• **What this task involves**: Copy every entry word for word, but skip the pictures.

+++ Given data

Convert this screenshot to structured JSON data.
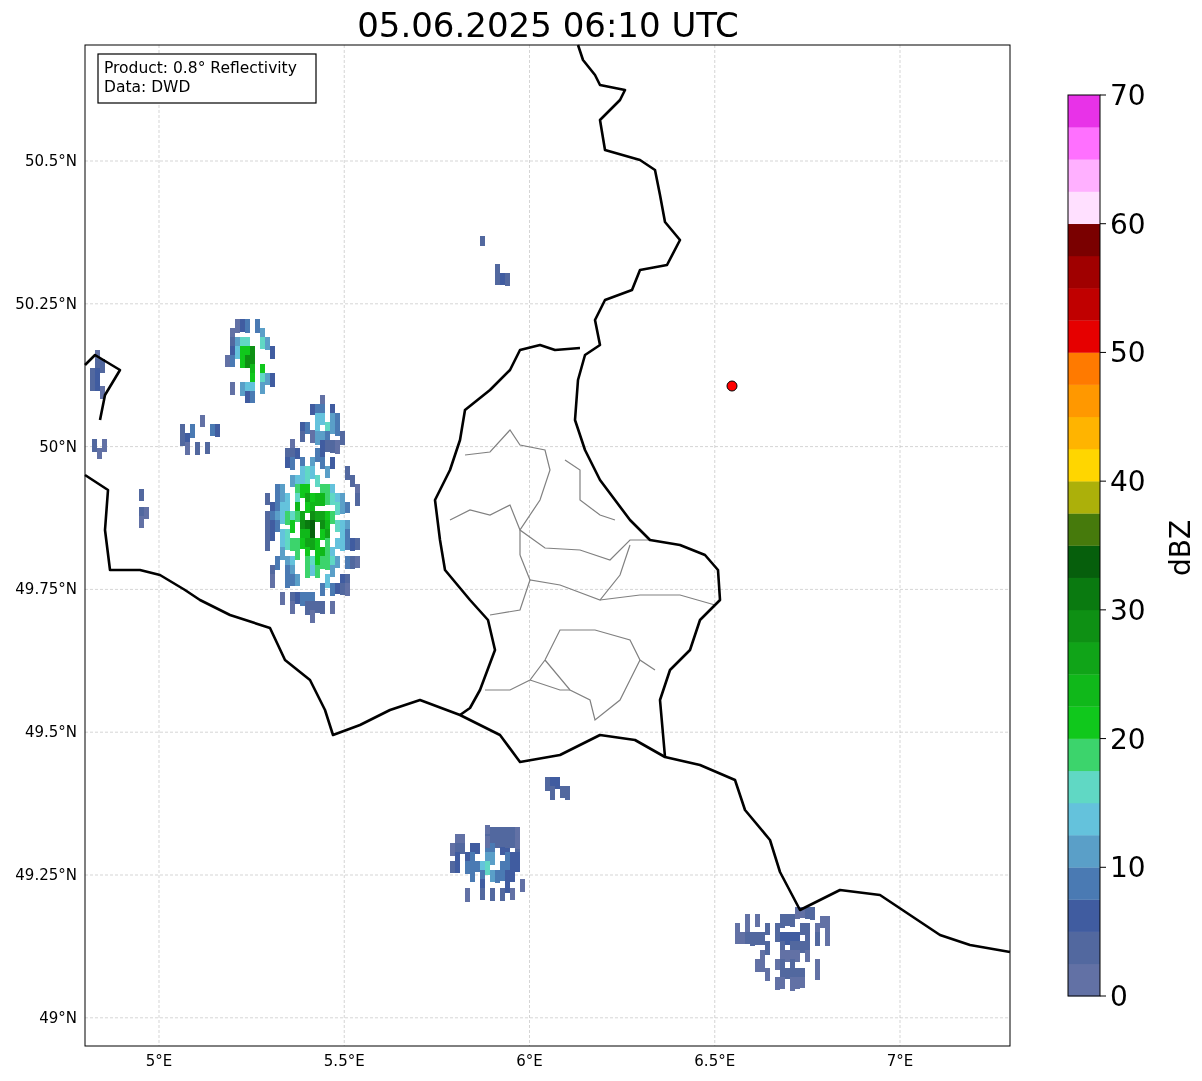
{
  "title": "05.06.2025 06:10 UTC",
  "info_box": {
    "lines": [
      "Product: 0.8° Reflectivity",
      "Data: DWD"
    ]
  },
  "map": {
    "yticks": [
      "50.5°N",
      "50.25°N",
      "50°N",
      "49.75°N",
      "49.5°N",
      "49.25°N",
      "49°N"
    ],
    "xticks": [
      "5°E",
      "5.5°E",
      "6°E",
      "6.5°E",
      "7°E"
    ]
  },
  "colorbar": {
    "label": "dBZ",
    "ticks": [
      "70",
      "60",
      "50",
      "40",
      "30",
      "20",
      "10",
      "0"
    ],
    "bands": [
      {
        "color": "#6271a5"
      },
      {
        "color": "#52689f"
      },
      {
        "color": "#405ca0"
      },
      {
        "color": "#4a7ab3"
      },
      {
        "color": "#5a9fc8"
      },
      {
        "color": "#64c2dc"
      },
      {
        "color": "#60d8c4"
      },
      {
        "color": "#3cd46c"
      },
      {
        "color": "#10c81c"
      },
      {
        "color": "#10b81a"
      },
      {
        "color": "#10a418"
      },
      {
        "color": "#0e9014"
      },
      {
        "color": "#0a7a10"
      },
      {
        "color": "#065f0c"
      },
      {
        "color": "#467a0c"
      },
      {
        "color": "#acb00a"
      },
      {
        "color": "#ffd600"
      },
      {
        "color": "#ffb400"
      },
      {
        "color": "#ff9800"
      },
      {
        "color": "#ff7a00"
      },
      {
        "color": "#e60000"
      },
      {
        "color": "#c00000"
      },
      {
        "color": "#a00000"
      },
      {
        "color": "#7a0000"
      },
      {
        "color": "#ffe0ff"
      },
      {
        "color": "#ffb0ff"
      },
      {
        "color": "#ff70ff"
      },
      {
        "color": "#e832e8"
      }
    ]
  }
}
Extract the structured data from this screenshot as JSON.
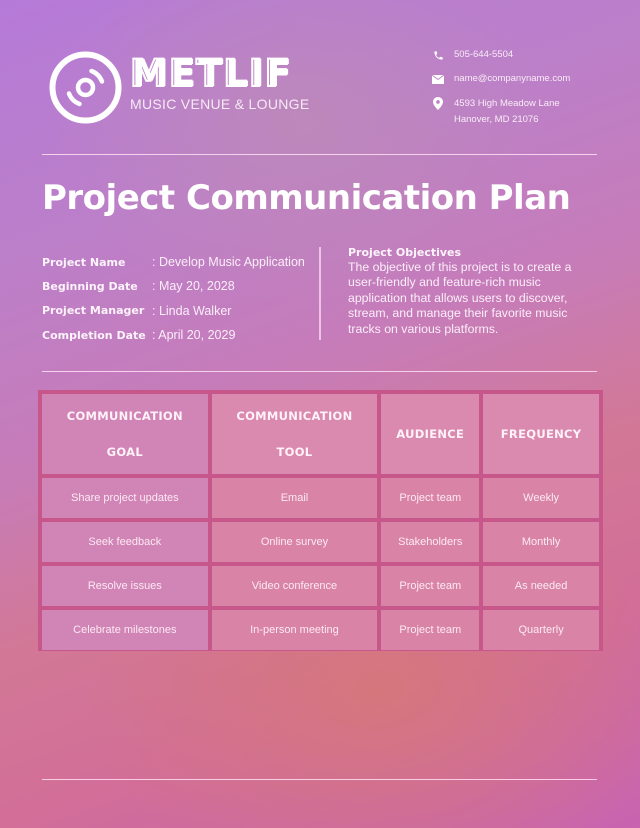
{
  "brand": {
    "logo_icon": "vinyl-disc-icon",
    "name": "METLIF",
    "subtitle": "MUSIC VENUE & LOUNGE"
  },
  "contact": {
    "phone": "505-644-5504",
    "email": "name@companyname.com",
    "address_line1": "4593 High Meadow Lane",
    "address_line2": "Hanover, MD 21076",
    "icons": [
      "phone-icon",
      "mail-icon",
      "location-pin-icon"
    ]
  },
  "title": "Project Communication Plan",
  "project_info": [
    {
      "label": "Project Name",
      "value": ": Develop Music Application"
    },
    {
      "label": "Beginning Date",
      "value": ": May 20, 2028"
    },
    {
      "label": "Project Manager",
      "value": ": Linda Walker"
    },
    {
      "label": "Completion Date",
      "value": ": April 20, 2029"
    }
  ],
  "objectives": {
    "title": "Project Objectives",
    "text": "The objective of this project is to create a user-friendly and feature-rich music application that allows users to discover, stream, and manage their favorite music tracks on various platforms."
  },
  "table": {
    "headers": [
      {
        "line1": "COMMUNICATION",
        "line2": "GOAL"
      },
      {
        "line1": "COMMUNICATION",
        "line2": "TOOL"
      },
      {
        "line1": "AUDIENCE",
        "line2": ""
      },
      {
        "line1": "FREQUENCY",
        "line2": ""
      }
    ],
    "rows": [
      [
        "Share project updates",
        "Email",
        "Project team",
        "Weekly"
      ],
      [
        "Seek feedback",
        "Online survey",
        "Stakeholders",
        "Monthly"
      ],
      [
        "Resolve issues",
        "Video conference",
        "Project team",
        "As needed"
      ],
      [
        "Celebrate milestones",
        "In-person meeting",
        "Project team",
        "Quarterly"
      ]
    ]
  }
}
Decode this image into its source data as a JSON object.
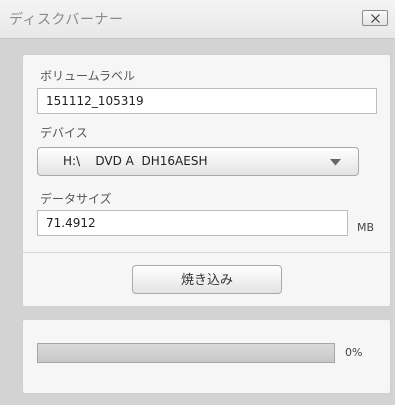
{
  "window": {
    "title": "ディスクバーナー",
    "close_icon": "close-icon"
  },
  "form": {
    "volume_label": {
      "label": "ボリュームラベル",
      "value": "151112_105319"
    },
    "device": {
      "label": "デバイス",
      "selected": "H:\\    DVD A  DH16AESH",
      "arrow_icon": "chevron-down-icon"
    },
    "data_size": {
      "label": "データサイズ",
      "value": "71.4912",
      "unit": "MB"
    },
    "burn_button": "焼き込み"
  },
  "progress": {
    "value": 0,
    "percent_text": "0%",
    "fill_color": "#5a8fd8"
  }
}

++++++

• **Exercise solution**:
Convert this screenshot to structured JSON data.
{
  "title": "05.06.2025 06:10 UTC",
  "info_box": {
    "lines": [
      "Product: 0.8° Reflectivity",
      "Data: DWD"
    ]
  },
  "map": {
    "yticks": [
      "50.5°N",
      "50.25°N",
      "50°N",
      "49.75°N",
      "49.5°N",
      "49.25°N",
      "49°N"
    ],
    "xticks": [
      "5°E",
      "5.5°E",
      "6°E",
      "6.5°E",
      "7°E"
    ]
  },
  "colorbar": {
    "label": "dBZ",
    "ticks": [
      "70",
      "60",
      "50",
      "40",
      "30",
      "20",
      "10",
      "0"
    ],
    "bands": [
      {
        "color": "#6271a5"
      },
      {
        "color": "#52689f"
      },
      {
        "color": "#405ca0"
      },
      {
        "color": "#4a7ab3"
      },
      {
        "color": "#5a9fc8"
      },
      {
        "color": "#64c2dc"
      },
      {
        "color": "#60d8c4"
      },
      {
        "color": "#3cd46c"
      },
      {
        "color": "#10c81c"
      },
      {
        "color": "#10b81a"
      },
      {
        "color": "#10a418"
      },
      {
        "color": "#0e9014"
      },
      {
        "color": "#0a7a10"
      },
      {
        "color": "#065f0c"
      },
      {
        "color": "#467a0c"
      },
      {
        "color": "#acb00a"
      },
      {
        "color": "#ffd600"
      },
      {
        "color": "#ffb400"
      },
      {
        "color": "#ff9800"
      },
      {
        "color": "#ff7a00"
      },
      {
        "color": "#e60000"
      },
      {
        "color": "#c00000"
      },
      {
        "color": "#a00000"
      },
      {
        "color": "#7a0000"
      },
      {
        "color": "#ffe0ff"
      },
      {
        "color": "#ffb0ff"
      },
      {
        "color": "#ff70ff"
      },
      {
        "color": "#e832e8"
      }
    ]
  }
}
Extract the structured data from this screenshot as JSON.
{
  "brand": {
    "logo_icon": "vinyl-disc-icon",
    "name": "METLIF",
    "subtitle": "MUSIC VENUE & LOUNGE"
  },
  "contact": {
    "phone": "505-644-5504",
    "email": "name@companyname.com",
    "address_line1": "4593 High Meadow Lane",
    "address_line2": "Hanover, MD 21076",
    "icons": [
      "phone-icon",
      "mail-icon",
      "location-pin-icon"
    ]
  },
  "title": "Project Communication Plan",
  "project_info": [
    {
      "label": "Project Name",
      "value": ": Develop Music Application"
    },
    {
      "label": "Beginning Date",
      "value": ": May 20, 2028"
    },
    {
      "label": "Project Manager",
      "value": ": Linda Walker"
    },
    {
      "label": "Completion Date",
      "value": ": April 20, 2029"
    }
  ],
  "objectives": {
    "title": "Project Objectives",
    "text": "The objective of this project is to create a user-friendly and feature-rich music application that allows users to discover, stream, and manage their favorite music tracks on various platforms."
  },
  "table": {
    "headers": [
      {
        "line1": "COMMUNICATION",
        "line2": "GOAL"
      },
      {
        "line1": "COMMUNICATION",
        "line2": "TOOL"
      },
      {
        "line1": "AUDIENCE",
        "line2": ""
      },
      {
        "line1": "FREQUENCY",
        "line2": ""
      }
    ],
    "rows": [
      [
        "Share project updates",
        "Email",
        "Project team",
        "Weekly"
      ],
      [
        "Seek feedback",
        "Online survey",
        "Stakeholders",
        "Monthly"
      ],
      [
        "Resolve issues",
        "Video conference",
        "Project team",
        "As needed"
      ],
      [
        "Celebrate milestones",
        "In-person meeting",
        "Project team",
        "Quarterly"
      ]
    ]
  }
}
Decode this image into its source data as a JSON object.
{
  "window": {
    "title": "ディスクバーナー",
    "close_icon": "close-icon"
  },
  "form": {
    "volume_label": {
      "label": "ボリュームラベル",
      "value": "151112_105319"
    },
    "device": {
      "label": "デバイス",
      "selected": "H:\\    DVD A  DH16AESH",
      "arrow_icon": "chevron-down-icon"
    },
    "data_size": {
      "label": "データサイズ",
      "value": "71.4912",
      "unit": "MB"
    },
    "burn_button": "焼き込み"
  },
  "progress": {
    "value": 0,
    "percent_text": "0%",
    "fill_color": "#5a8fd8"
  }
}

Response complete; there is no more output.